Life is a journey that we all have to take; you can be the selfish bitch or the keeper of peace within. You have to decide your own path. Ultimately, we all learn that being a bitch doesn't get too much accomplished in the spirit. So, I say Hooooray for learning to see and learning to enjoy what God has given to you...

I try my best to express my feeling to my kids verbally and hope that they can understand what I am saying. I am very careful of the wording and I stress listening skills over interpreting skills. If they don't get my meaning in context then I attempt to break it down for them. I feel that once you kids have a firm grasp of the English language you are free you begin their learning of the new words, phrases, and situations. Believe it or not, they've heard EVERYTHING in the streets.

They all learn and mature at different rates and their personality dictates many of the situations that you will be faces with in raising them.

Be versatile, Be gentle, Be loving, Be encouraging, and most of all Be consistent and FIRM with all kids.

Cocoa Rican said...

Thanks Melissa & Just Me. It’s been a long time coming – a few years, really. Yes, Just Me, for a while there I was a bitch from hell and (don’t sleep) it did get some things accomplished, but most of all it was consuming me from the inside. Like I mentioned a short while back, apologizing and forgiving (others and yourself) goes a long way at unloading a lot of the unnecessary baggage. Problem is, until you’re ready to take that step you just can’t move on. I’m glad I was able to take the advice of many of you (folks who truly love me) and choose peace over pride.

Whew… now to those darn kids….
I think if the coaching, teaching and encouraging of successful parenting starts early there’s less reasons to have severe changes in that troublesome teen period. All said, it’s difficult to whip that ass when the youngster is larger than you or has already a penchant for disrespecting you. Trying corporal punishment on someone at this stage can lead to a fight, rather than a spanking and certainly a court case. Teens need the boundaries to prevent the damage they may cause themselves, but they also need to know you’re being fair, you care and it is ultimately your home.

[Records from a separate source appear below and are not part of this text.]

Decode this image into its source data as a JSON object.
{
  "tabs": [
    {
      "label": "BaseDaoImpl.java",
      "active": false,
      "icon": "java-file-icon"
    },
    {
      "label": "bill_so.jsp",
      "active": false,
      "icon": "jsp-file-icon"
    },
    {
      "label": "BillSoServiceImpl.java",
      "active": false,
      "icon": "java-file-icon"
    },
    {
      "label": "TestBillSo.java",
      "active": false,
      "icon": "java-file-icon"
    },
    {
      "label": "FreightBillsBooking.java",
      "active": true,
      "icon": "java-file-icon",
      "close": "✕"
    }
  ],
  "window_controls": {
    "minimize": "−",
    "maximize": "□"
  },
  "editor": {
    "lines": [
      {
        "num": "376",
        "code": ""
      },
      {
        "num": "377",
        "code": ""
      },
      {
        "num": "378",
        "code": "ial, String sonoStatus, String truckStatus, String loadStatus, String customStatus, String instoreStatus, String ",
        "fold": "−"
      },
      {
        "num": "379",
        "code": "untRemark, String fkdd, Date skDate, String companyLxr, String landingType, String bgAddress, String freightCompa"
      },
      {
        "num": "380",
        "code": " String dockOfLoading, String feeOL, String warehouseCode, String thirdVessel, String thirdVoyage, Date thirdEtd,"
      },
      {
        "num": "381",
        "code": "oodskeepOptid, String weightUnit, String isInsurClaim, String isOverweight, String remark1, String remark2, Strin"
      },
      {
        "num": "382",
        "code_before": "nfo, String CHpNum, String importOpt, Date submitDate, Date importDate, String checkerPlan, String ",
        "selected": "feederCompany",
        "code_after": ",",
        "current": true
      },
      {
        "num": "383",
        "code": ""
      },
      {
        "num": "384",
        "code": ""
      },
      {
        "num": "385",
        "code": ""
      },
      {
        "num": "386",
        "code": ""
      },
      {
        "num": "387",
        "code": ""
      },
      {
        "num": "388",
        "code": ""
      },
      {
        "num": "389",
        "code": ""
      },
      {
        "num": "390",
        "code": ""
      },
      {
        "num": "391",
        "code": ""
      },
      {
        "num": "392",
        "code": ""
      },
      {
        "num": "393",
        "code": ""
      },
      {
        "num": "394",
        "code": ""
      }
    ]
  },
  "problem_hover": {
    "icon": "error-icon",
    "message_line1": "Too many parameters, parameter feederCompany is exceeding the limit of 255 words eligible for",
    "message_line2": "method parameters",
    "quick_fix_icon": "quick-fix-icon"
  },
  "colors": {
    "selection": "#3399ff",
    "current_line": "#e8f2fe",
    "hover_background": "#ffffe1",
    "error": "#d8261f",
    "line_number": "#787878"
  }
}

You shouldn’t feel muscled into allowing behavior from a minor simply because you’re intimidated by them. If this ever becomes the case, it’s time to reevaluate the situation and probably have the youngster look for somewhere else to live.

Tammy said...

Communication, communication, communication. That is the key to having a loving, respectful and strong relationship with your children. My sons are grown now...never have they disrespected me or lied to me (well maybe little lies). They trusted me and I trusted them, they knew that they could talk to me about anything and they have. (sometimes I didnt want to here it). They listened to me and I listened to them. It started early and it continued through their teens and in to their manhood. I am blessed with the two young men that I raised. They treat everyone they way they treat their mama. With respect.